<<<<
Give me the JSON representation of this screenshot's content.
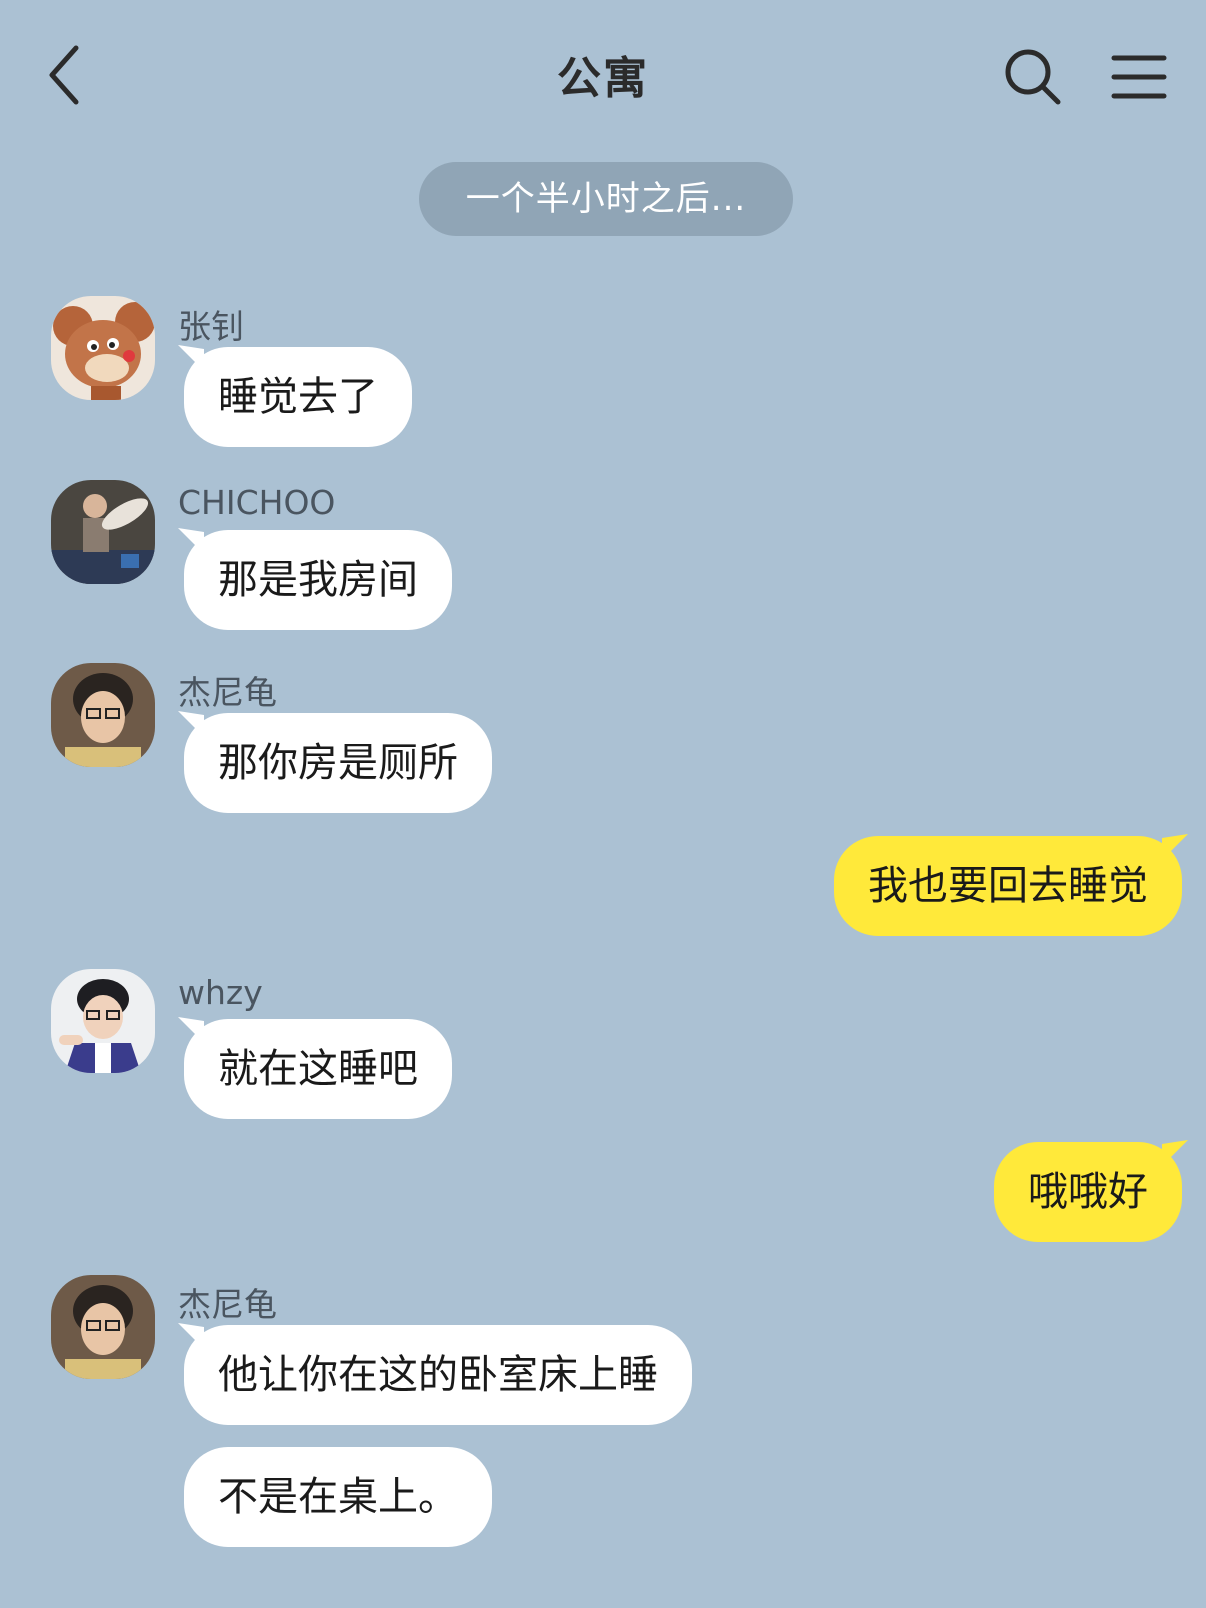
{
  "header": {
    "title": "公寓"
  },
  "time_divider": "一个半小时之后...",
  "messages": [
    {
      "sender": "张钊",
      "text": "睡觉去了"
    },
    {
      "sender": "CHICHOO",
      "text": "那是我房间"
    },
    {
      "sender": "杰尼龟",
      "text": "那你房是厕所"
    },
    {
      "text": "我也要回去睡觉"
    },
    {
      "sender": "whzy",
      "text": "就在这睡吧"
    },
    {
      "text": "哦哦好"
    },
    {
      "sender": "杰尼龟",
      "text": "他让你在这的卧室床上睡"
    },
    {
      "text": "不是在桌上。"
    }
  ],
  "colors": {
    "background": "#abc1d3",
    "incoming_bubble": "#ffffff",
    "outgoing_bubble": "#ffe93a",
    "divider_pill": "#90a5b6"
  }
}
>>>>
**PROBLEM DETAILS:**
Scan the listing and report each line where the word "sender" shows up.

**WRITTEN SOLUTION:**
      "sender": "张钊",
      "sender": "CHICHOO",
      "sender": "杰尼龟",
      "sender": "whzy",
      "sender": "杰尼龟",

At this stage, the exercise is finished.